┌──
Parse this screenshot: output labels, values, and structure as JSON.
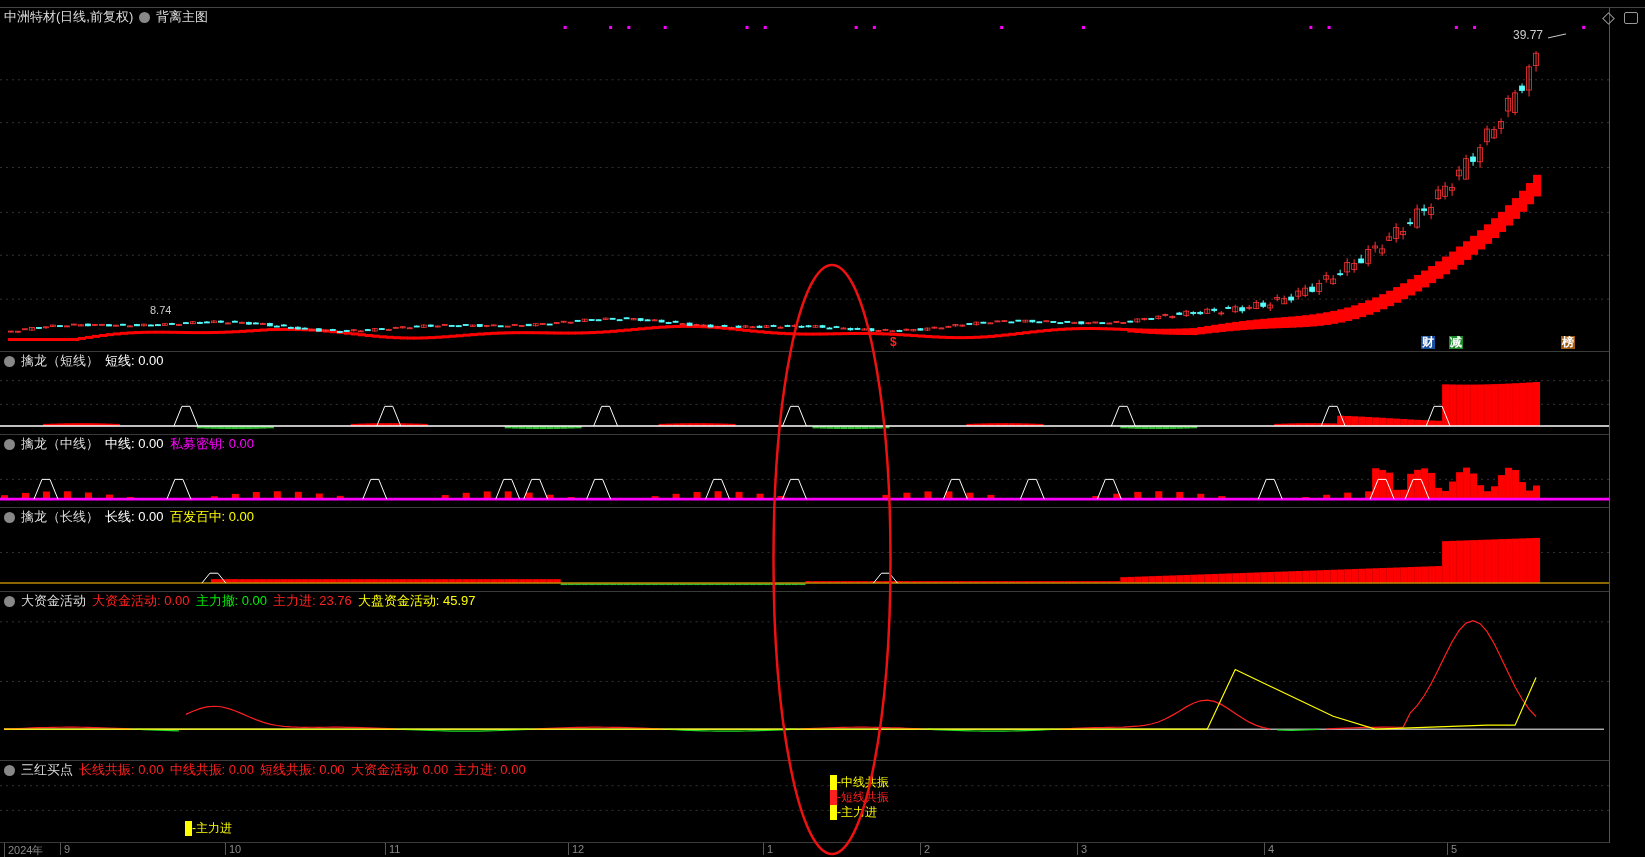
{
  "main": {
    "title": "中洲特材(日线,前复权)",
    "indicator": "背离主图",
    "high_label": "39.77",
    "low_label": "8.74",
    "markers": [
      {
        "text": "$",
        "color": "#ff2020",
        "kind": "plain"
      },
      {
        "text": "财",
        "color": "#1a4fa0",
        "kind": "tag"
      },
      {
        "text": "减",
        "color": "#1a8a2a",
        "kind": "tag"
      },
      {
        "text": "榜",
        "color": "#a05a10",
        "kind": "tag"
      }
    ]
  },
  "panels": [
    {
      "kind": "short",
      "title": "擒龙（短线）",
      "values": [
        {
          "label": "短线:",
          "value": "0.00",
          "color": "#ffffff"
        }
      ]
    },
    {
      "kind": "mid",
      "title": "擒龙（中线）",
      "values": [
        {
          "label": "中线:",
          "value": "0.00",
          "color": "#ffffff"
        },
        {
          "label": "私募密钥:",
          "value": "0.00",
          "color": "#ff00ff"
        }
      ]
    },
    {
      "kind": "long",
      "title": "擒龙（长线）",
      "values": [
        {
          "label": "长线:",
          "value": "0.00",
          "color": "#ffffff"
        },
        {
          "label": "百发百中:",
          "value": "0.00",
          "color": "#ffff00"
        }
      ]
    },
    {
      "kind": "line",
      "title": "大资金活动",
      "values": [
        {
          "label": "大资金活动:",
          "value": "0.00",
          "color": "#ff2020"
        },
        {
          "label": "主力撤:",
          "value": "0.00",
          "color": "#00ee00"
        },
        {
          "label": "主力进:",
          "value": "23.76",
          "color": "#ff2020"
        },
        {
          "label": "大盘资金活动:",
          "value": "45.97",
          "color": "#ffff00"
        }
      ]
    },
    {
      "kind": "signals",
      "title": "三红买点",
      "values": [
        {
          "label": "长线共振:",
          "value": "0.00",
          "color": "#ff2020"
        },
        {
          "label": "中线共振:",
          "value": "0.00",
          "color": "#ff2020"
        },
        {
          "label": "短线共振:",
          "value": "0.00",
          "color": "#ff2020"
        },
        {
          "label": "大资金活动:",
          "value": "0.00",
          "color": "#ff2020"
        },
        {
          "label": "主力进:",
          "value": "0.00",
          "color": "#ff2020"
        }
      ],
      "signal_groups": [
        [
          {
            "label": "-主力进",
            "color": "#ffff00"
          }
        ],
        [
          {
            "label": "-中线共振",
            "color": "#ffff00"
          },
          {
            "label": "-短线共振",
            "color": "#ff2020"
          },
          {
            "label": "-主力进",
            "color": "#ffff00"
          }
        ]
      ]
    }
  ],
  "axis": [
    "2024年",
    "9",
    "10",
    "11",
    "12",
    "1",
    "2",
    "3",
    "4",
    "5"
  ]
}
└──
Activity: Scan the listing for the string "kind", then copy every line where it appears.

Response box:
        "kind": "plain"
        "kind": "tag"
        "kind": "tag"
        "kind": "tag"
      "kind": "short",
      "kind": "mid",
      "kind": "long",
      "kind": "line",
      "kind": "signals",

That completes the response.